Data excerpts:
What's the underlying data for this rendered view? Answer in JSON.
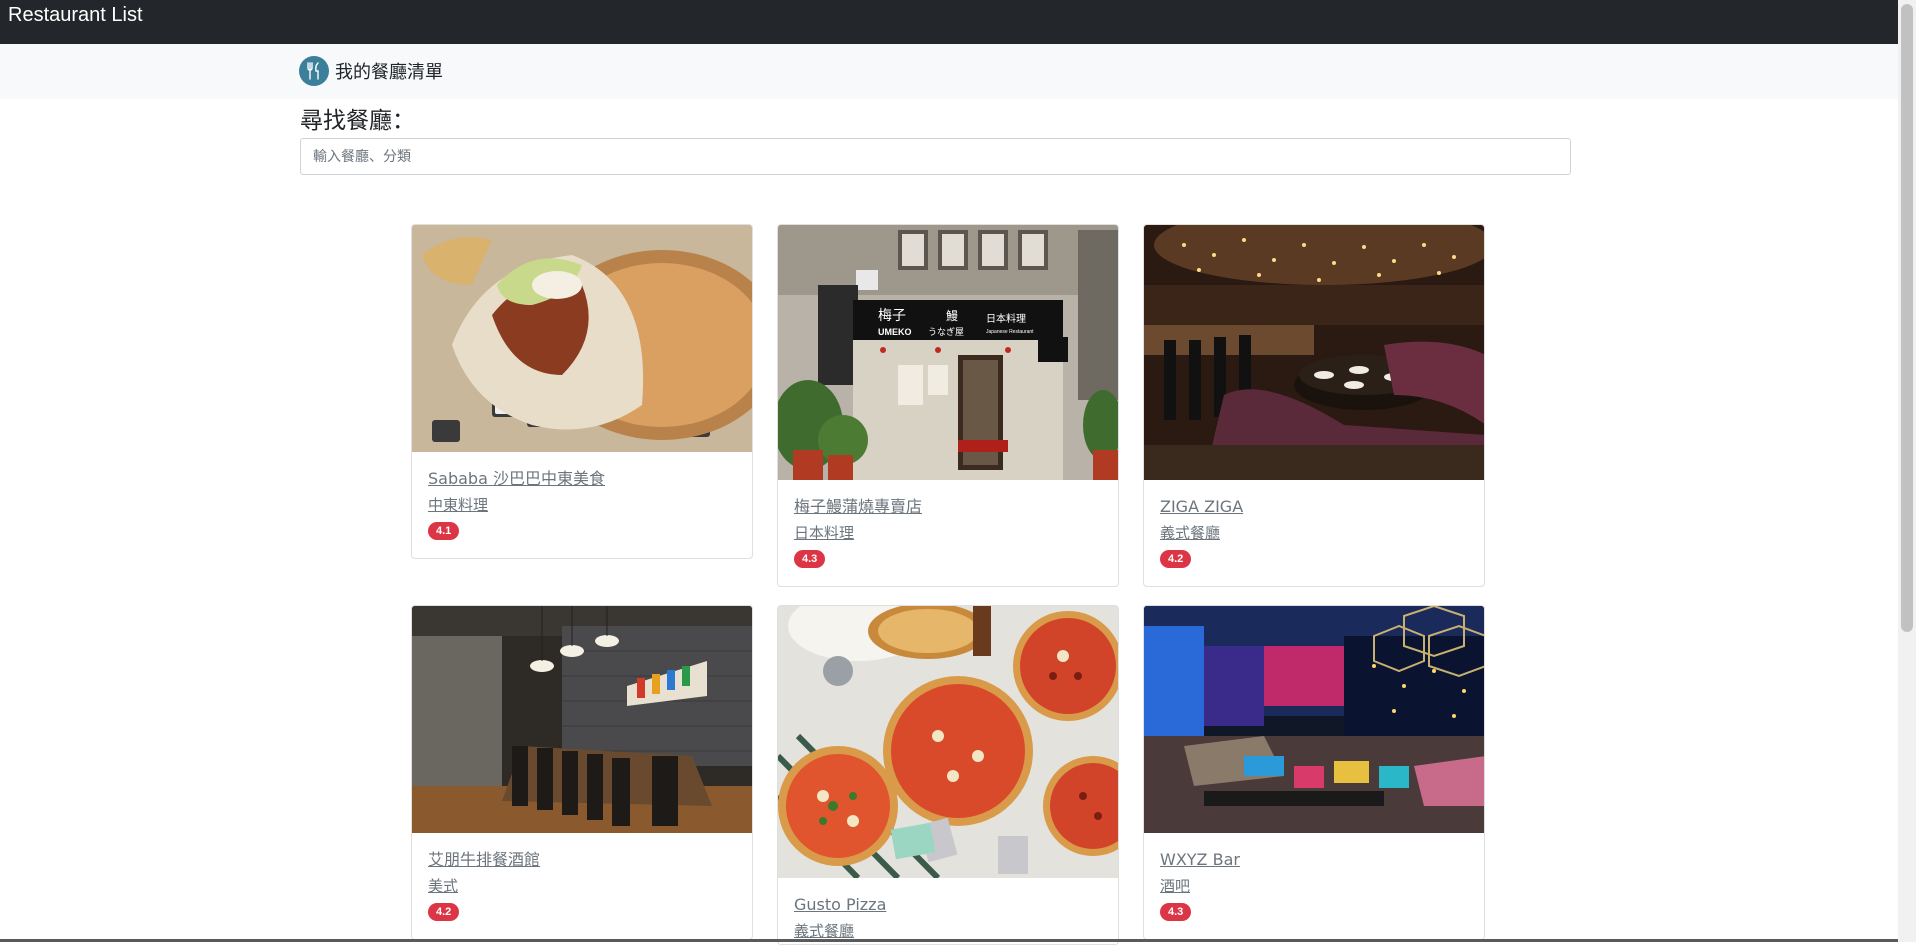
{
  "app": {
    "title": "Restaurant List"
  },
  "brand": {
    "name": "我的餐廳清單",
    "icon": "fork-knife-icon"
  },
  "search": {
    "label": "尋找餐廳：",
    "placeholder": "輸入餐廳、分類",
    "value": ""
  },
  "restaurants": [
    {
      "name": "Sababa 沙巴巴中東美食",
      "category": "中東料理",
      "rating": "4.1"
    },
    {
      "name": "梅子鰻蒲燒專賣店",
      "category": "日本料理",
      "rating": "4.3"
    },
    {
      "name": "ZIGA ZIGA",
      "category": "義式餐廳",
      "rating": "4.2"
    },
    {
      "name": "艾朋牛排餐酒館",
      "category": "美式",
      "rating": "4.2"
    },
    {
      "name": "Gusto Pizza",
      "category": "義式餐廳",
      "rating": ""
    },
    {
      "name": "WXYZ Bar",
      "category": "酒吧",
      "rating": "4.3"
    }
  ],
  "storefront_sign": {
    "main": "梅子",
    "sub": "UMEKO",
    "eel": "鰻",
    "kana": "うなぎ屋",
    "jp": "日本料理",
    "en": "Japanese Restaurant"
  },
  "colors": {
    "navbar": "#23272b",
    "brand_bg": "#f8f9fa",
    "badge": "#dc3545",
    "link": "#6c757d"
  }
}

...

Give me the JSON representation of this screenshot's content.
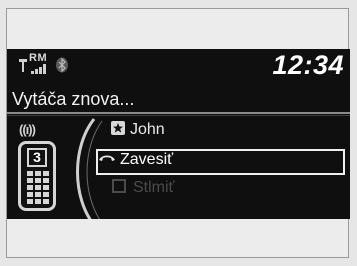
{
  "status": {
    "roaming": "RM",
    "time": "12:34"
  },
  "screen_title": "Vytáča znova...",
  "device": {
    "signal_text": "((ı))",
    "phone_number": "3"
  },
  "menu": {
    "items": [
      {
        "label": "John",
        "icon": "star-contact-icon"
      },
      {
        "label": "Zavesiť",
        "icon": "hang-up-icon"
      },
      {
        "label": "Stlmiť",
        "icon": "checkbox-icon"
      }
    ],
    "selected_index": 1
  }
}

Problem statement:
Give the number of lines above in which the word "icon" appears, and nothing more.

Exercise output:
4